▶ [Exercise]: If a line of the data below contains the string "JSON", copy it into your answer.

▶ [Source material]:
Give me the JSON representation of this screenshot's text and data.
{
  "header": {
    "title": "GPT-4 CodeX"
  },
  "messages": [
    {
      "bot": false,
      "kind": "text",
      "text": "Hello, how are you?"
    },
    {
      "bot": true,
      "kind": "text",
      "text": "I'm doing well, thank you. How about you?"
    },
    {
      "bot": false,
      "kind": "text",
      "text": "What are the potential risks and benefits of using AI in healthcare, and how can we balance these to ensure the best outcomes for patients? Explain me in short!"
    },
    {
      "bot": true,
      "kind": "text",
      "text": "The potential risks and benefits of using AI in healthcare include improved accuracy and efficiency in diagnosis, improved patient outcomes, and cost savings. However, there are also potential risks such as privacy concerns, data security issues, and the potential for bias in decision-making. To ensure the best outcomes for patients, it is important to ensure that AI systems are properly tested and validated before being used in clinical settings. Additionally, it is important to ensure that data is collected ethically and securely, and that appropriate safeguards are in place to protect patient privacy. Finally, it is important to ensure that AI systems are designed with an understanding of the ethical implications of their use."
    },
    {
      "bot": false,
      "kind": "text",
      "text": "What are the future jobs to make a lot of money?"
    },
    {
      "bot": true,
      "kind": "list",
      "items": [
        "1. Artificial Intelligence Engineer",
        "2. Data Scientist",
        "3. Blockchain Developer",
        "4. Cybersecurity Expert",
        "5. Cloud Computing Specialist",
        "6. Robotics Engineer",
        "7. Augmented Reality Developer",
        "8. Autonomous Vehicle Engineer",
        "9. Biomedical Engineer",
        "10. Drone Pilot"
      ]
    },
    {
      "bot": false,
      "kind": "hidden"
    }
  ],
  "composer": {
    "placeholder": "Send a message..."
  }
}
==
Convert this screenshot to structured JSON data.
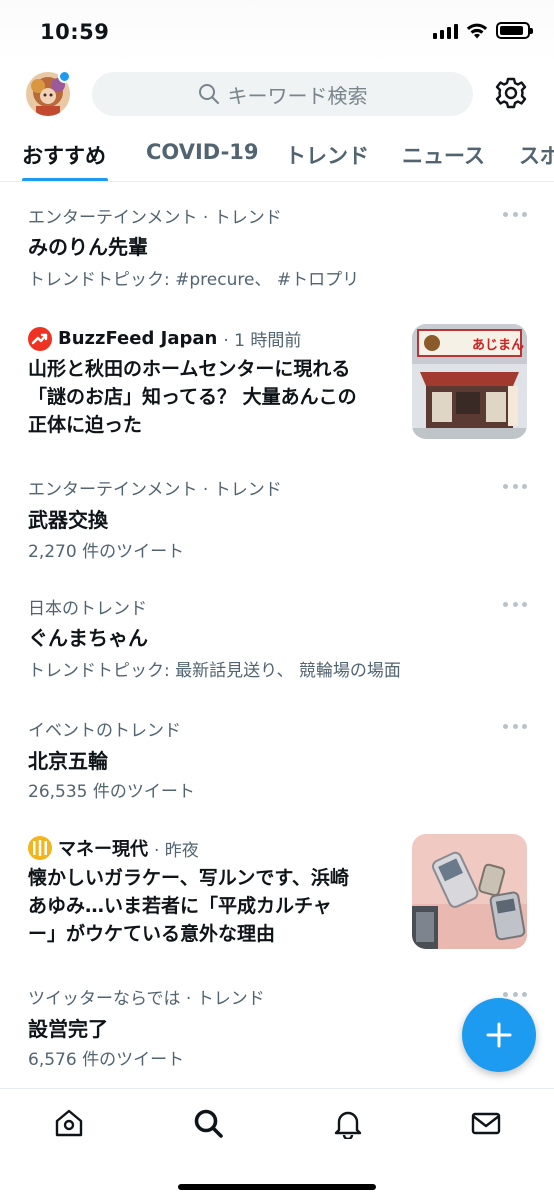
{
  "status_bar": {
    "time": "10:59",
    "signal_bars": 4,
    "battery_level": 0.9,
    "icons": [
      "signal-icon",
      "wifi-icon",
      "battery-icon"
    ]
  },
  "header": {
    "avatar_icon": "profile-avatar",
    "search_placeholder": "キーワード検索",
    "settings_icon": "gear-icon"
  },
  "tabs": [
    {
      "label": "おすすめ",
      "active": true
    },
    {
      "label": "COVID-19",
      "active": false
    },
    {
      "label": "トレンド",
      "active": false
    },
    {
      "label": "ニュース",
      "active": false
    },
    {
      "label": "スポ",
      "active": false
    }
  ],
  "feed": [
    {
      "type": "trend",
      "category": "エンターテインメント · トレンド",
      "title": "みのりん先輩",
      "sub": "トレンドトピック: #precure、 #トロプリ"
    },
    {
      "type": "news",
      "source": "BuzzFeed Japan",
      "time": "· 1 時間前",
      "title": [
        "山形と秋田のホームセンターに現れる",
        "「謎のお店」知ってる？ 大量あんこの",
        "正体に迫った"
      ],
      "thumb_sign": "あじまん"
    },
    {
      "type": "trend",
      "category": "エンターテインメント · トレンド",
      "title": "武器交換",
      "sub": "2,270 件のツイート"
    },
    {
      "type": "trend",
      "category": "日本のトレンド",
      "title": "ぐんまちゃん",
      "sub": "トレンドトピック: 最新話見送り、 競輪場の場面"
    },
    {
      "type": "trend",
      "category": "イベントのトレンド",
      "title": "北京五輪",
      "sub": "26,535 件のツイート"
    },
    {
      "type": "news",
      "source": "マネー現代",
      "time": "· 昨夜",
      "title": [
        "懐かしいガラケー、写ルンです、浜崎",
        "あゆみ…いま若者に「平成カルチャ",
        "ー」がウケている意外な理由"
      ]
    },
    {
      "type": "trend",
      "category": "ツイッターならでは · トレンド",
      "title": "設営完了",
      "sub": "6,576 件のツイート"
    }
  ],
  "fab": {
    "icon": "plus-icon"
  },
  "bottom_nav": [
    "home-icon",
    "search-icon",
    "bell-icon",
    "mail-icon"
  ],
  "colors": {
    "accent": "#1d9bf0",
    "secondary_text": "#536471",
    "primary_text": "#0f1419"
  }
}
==
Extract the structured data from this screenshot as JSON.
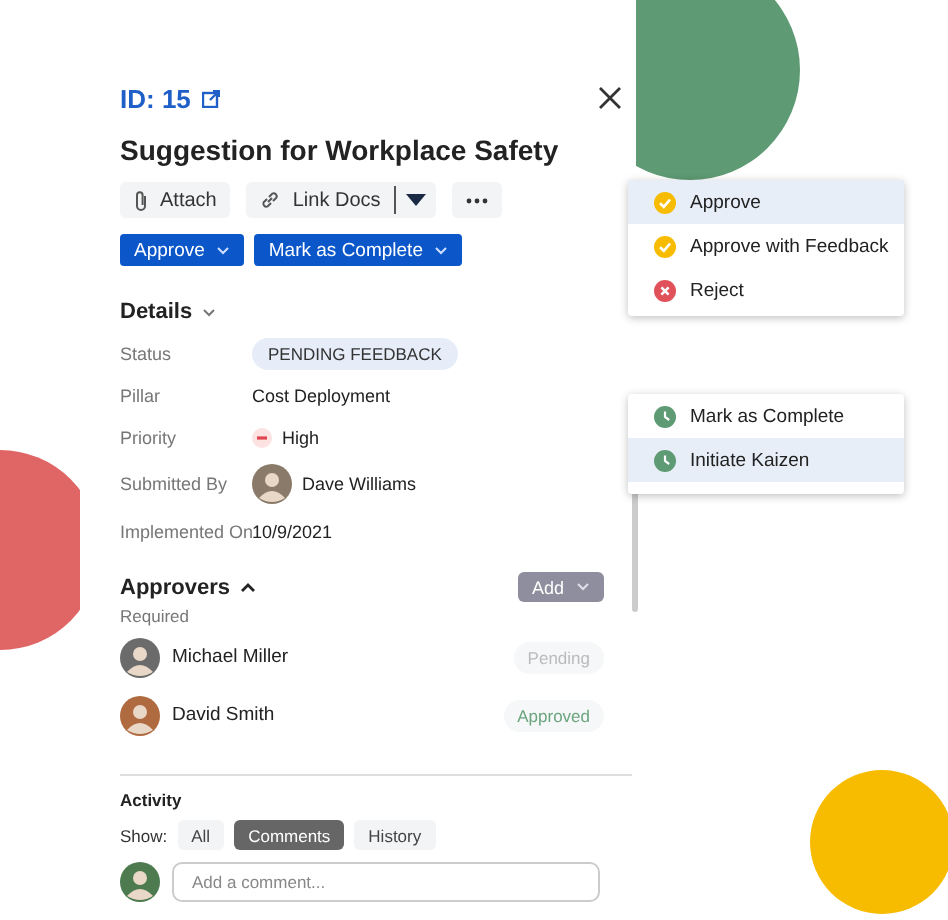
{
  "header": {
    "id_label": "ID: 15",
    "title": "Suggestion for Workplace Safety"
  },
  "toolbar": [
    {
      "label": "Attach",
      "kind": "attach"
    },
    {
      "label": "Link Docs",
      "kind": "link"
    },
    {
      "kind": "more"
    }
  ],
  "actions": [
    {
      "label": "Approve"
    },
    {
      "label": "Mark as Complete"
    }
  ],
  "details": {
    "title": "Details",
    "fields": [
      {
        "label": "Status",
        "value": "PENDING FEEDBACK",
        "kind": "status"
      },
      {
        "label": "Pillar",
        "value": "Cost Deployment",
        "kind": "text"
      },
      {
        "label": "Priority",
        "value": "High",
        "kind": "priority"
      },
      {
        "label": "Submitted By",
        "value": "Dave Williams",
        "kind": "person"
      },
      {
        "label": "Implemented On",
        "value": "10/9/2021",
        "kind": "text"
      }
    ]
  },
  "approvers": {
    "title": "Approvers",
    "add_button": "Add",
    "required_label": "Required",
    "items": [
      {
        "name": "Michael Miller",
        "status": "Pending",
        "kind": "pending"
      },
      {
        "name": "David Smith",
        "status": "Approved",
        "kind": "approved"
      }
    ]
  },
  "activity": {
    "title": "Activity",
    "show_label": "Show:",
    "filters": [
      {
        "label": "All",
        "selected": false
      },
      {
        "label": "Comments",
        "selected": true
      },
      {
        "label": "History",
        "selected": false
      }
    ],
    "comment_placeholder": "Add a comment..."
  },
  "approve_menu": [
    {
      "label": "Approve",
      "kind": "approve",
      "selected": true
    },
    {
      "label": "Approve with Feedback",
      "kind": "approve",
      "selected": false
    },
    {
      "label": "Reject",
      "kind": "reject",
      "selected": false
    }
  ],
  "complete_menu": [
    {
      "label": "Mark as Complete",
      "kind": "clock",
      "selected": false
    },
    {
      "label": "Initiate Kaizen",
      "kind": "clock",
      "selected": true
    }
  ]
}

▶ [Output for this exercise]:
Give me the JSON representation of this screenshot's text and data.
Convert this screenshot to structured JSON data.
Extract the structured data from this screenshot as JSON.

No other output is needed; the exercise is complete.